The body armour can be seen to consist of a plain metal breastplate called the cuirass to which is attached a fauld of six articulated hoops or lames. Pendant from the lowest lame are two small metal plates, known as tassets. These, which were introduced in the middle of the fifteenth century, were destined to grow longer and more elaborate as time passed.
This period of armour, where the knight is unadorned either by jupon or tabard of arms, is characterized by the profusion of protective plates which became increasingly larger and more decorative until it is difficult to see how this human tank was able to manoeuvre or support the weight of its defences. In Suffolk’s armour can be seen the elaborate pauldrons and gardes de bras which gave extra protection to shoulders and elbows respectively.

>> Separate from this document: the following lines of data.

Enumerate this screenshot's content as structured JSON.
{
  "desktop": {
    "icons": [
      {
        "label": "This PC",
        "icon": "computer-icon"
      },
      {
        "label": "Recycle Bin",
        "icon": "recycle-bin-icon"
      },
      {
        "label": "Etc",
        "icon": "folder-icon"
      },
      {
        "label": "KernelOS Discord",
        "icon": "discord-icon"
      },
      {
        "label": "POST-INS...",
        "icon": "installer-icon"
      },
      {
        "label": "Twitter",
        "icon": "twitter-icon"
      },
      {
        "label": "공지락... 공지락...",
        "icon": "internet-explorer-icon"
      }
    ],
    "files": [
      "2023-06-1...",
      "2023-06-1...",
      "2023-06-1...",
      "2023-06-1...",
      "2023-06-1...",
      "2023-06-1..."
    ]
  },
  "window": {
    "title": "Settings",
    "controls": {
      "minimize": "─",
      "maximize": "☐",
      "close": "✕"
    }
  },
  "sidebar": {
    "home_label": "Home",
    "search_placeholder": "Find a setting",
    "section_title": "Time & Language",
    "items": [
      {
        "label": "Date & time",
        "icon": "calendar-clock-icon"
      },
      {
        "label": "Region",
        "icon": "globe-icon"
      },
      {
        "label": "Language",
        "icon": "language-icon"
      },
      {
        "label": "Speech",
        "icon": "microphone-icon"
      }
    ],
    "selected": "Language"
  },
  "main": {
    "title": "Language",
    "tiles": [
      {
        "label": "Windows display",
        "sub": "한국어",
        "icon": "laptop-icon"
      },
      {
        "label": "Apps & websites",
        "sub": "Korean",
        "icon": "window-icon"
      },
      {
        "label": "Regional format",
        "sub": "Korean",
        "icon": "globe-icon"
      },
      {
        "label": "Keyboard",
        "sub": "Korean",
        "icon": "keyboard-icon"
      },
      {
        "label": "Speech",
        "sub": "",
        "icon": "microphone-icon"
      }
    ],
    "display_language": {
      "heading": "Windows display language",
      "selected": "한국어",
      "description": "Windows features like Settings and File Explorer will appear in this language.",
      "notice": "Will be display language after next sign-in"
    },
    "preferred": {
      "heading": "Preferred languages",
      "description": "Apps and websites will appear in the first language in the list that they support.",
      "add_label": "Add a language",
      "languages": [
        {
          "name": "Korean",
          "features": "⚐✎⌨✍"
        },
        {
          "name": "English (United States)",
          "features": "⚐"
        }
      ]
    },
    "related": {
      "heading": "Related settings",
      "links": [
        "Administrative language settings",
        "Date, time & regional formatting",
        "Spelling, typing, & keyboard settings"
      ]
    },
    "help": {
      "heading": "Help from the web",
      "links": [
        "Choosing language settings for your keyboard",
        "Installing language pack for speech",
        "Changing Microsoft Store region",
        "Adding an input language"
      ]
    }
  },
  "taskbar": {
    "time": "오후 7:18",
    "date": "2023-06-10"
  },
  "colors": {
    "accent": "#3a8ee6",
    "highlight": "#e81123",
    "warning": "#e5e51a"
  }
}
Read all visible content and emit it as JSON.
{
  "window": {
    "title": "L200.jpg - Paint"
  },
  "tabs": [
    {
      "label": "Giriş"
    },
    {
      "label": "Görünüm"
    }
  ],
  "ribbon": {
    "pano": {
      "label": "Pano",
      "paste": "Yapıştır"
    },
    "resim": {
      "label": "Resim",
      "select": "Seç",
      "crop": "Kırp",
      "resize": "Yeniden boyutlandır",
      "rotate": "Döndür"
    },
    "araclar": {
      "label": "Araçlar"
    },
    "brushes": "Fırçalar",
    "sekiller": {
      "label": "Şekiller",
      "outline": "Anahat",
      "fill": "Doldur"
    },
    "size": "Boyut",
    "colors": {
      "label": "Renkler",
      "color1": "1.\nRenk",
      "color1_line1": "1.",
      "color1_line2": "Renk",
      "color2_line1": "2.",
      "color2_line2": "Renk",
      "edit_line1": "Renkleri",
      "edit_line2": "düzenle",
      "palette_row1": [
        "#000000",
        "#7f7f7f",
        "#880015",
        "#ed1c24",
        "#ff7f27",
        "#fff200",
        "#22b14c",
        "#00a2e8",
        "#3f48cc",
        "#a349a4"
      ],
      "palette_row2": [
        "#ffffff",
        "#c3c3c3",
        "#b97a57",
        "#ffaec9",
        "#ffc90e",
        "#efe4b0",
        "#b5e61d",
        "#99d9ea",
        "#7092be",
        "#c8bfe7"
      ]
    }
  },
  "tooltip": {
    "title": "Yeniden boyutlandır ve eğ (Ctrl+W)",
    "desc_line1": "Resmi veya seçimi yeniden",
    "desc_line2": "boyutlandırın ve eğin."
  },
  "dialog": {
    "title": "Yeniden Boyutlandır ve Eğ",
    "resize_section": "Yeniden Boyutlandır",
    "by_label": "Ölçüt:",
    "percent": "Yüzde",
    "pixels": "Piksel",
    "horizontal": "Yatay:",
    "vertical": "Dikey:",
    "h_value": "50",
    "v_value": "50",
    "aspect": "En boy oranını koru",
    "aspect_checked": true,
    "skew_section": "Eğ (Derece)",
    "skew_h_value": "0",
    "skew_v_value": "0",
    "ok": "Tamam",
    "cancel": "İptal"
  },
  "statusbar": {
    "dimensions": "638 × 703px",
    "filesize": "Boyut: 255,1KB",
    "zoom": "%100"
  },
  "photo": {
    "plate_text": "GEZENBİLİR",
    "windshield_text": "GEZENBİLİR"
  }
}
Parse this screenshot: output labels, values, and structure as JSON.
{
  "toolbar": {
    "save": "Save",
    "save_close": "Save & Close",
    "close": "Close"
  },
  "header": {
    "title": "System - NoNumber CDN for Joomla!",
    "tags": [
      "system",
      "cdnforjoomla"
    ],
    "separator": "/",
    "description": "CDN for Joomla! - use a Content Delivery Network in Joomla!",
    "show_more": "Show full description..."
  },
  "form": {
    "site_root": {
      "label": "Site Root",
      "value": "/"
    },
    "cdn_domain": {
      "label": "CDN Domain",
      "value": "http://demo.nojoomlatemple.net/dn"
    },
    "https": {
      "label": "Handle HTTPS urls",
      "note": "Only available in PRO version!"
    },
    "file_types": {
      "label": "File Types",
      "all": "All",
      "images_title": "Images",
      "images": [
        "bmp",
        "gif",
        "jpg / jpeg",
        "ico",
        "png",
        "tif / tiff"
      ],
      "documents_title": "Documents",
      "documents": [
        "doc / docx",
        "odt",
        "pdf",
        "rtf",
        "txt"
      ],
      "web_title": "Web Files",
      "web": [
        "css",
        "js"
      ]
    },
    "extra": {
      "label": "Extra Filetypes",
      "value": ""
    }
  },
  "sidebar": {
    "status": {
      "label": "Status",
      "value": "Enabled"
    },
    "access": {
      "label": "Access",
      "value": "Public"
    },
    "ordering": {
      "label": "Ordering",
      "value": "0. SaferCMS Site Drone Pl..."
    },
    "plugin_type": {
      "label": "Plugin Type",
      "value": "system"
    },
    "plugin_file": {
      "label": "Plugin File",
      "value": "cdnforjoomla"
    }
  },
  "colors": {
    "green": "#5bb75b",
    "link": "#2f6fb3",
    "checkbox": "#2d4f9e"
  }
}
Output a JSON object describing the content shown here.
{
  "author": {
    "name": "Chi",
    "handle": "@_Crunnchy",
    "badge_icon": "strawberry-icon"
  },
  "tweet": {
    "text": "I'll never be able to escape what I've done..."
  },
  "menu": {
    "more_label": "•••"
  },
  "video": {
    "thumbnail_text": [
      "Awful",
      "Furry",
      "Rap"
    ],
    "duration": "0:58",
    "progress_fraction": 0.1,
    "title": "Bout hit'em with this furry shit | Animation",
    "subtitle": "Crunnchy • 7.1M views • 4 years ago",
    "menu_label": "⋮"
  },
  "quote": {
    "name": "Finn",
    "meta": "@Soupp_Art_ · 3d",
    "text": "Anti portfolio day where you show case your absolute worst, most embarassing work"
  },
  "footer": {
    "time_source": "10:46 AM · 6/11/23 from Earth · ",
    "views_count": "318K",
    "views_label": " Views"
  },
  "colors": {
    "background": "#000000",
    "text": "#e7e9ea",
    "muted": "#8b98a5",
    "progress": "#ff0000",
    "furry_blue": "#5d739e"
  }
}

The reason why the left and right sides are not identical is simply that the right side, being the sword side, was offensive, the left defensive and the armour constructed accordingly. The gauntlets, now mittens not gloves are characterized by their long, pointed cuffs, and the knees are further protected by extra plates beneath.
 A close-fitting tunic or doublet; esp. one worn by knights under the hauberk, sometimes of thick stuff and padded.
 A charge on a coat of arms that takes the form of a band running horizontally across the centre of the shield.
 a band or strap running from the upper dexter (the bearer’s right side and the viewer’s left) corner of the shield to the lower sinister (the bearer’s left side, and the viewer’s right).
 An apparatus used by falconers, to recall their hawks constructed of a bunch of feathers, to which is attached a long cord or thong.
 The background of the shield.
 Pieces of plate armour worn below a breastplate to protect the waist and hips.
 A thin plate, esp. of metal; a thin piece of any substance, a lamina; spec. applied to the small overlapping steel plates used in old armour.
 A short surcoat open at the sides and having short sleeves, worn by a knight over his armour, and emblazoned on the front, back, and sleeves with his armorial bearings.
 A piece of armour covering the shoulder, a shoulder-plate.
 Arm guards.
|Dimensions||37 × 54 cm|